tiny-houseChances are you know someone whose home has been foreclosed or is struggling to keep up with their mortgage. The sub-prime bubble dotted American suburbia with massive, empty husks—cookie-cutter houses infamously dubbed McMansions. It’s unsurprising that many, spurned by the American Dream, turned away from this grandiose model of domesticity and sought a smaller way of life. “A hundred feet of space may make some people claustrophobic, but so too can mountains of debt,” writes New Haven Advocate’s Tara Lohan. “For people struggling to pay expensive home loans, the idea of getting a house for only $20,000 or getting the plans for only a few hundred may seem like a breath of fresh air.” The tiny house movement was reborn.

Consumers have many options when downsizing from a Fortress of Solitude to a Bunker of Solitude. Consulting firm Rightsize by Design will help you transition to a space more gazebo-esque. Tumbleweed Tiny House Company, established by Jay Shafer after he found his own 89-square-foot slice of heaven, builds and provides kits for homes with areas less than 500 square feet—and one as small as 65 square feet. Numerous blogs and online message boards are devoted to the movement.

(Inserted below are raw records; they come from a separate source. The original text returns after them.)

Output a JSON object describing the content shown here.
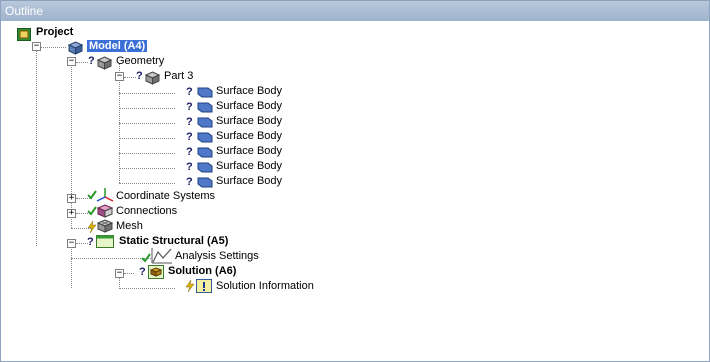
{
  "panel": {
    "title": "Outline"
  },
  "tree": {
    "root": {
      "label": "Project"
    },
    "model": {
      "label": "Model (A4)",
      "expander": "−"
    },
    "geometry": {
      "label": "Geometry",
      "status": "?",
      "expander": "−"
    },
    "part": {
      "label": "Part 3",
      "status": "?",
      "expander": "−"
    },
    "bodies": [
      {
        "label": "Surface Body",
        "status": "?"
      },
      {
        "label": "Surface Body",
        "status": "?"
      },
      {
        "label": "Surface Body",
        "status": "?"
      },
      {
        "label": "Surface Body",
        "status": "?"
      },
      {
        "label": "Surface Body",
        "status": "?"
      },
      {
        "label": "Surface Body",
        "status": "?"
      },
      {
        "label": "Surface Body",
        "status": "?"
      }
    ],
    "coordinate_systems": {
      "label": "Coordinate Systems",
      "expander": "+"
    },
    "connections": {
      "label": "Connections",
      "expander": "+"
    },
    "mesh": {
      "label": "Mesh"
    },
    "static_structural": {
      "label": "Static Structural (A5)",
      "status": "?",
      "expander": "−"
    },
    "analysis_settings": {
      "label": "Analysis Settings"
    },
    "solution": {
      "label": "Solution (A6)",
      "status": "?",
      "expander": "−"
    },
    "solution_information": {
      "label": "Solution Information"
    }
  },
  "colors": {
    "selection": "#3a6fd8",
    "titlebar": "#a9bbd2",
    "check": "#2a9a2a",
    "lightning": "#d8b400",
    "body_icon": "#4f78c8"
  }
}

Greg Beato sees a distinctly American moral underpinning to the tiny house movement as well. Not individuality, economic resilience, or frugality, as Shafer or Lohan might maintain, but gross consumerism. “Ever since Henry Thoreau built a 150-square-foot shack for himself at Walden Pond to escape the clutter and distractions of 19th-century America, small homes have been equated with economy and simplicity,” Beato writes for The Smart Set, and claims that they wrongly “seem to provide an escape from the hamster wheel of consumerism.” He’s got some shack-bashing stats to back up his argument, too.

But if you have less space, you’ll spend less on gizmos, tools, furniture, and cookware, right? Beato speculates that less space actually brings out our most decadent spending habits. “[I]n a tiny house,” he writes,

So much for guilt-free, sustainable living.

Sources: New Haven Advocate, The Smart Set 

Image by nicolas.boullosa, licensed under Creative Commons.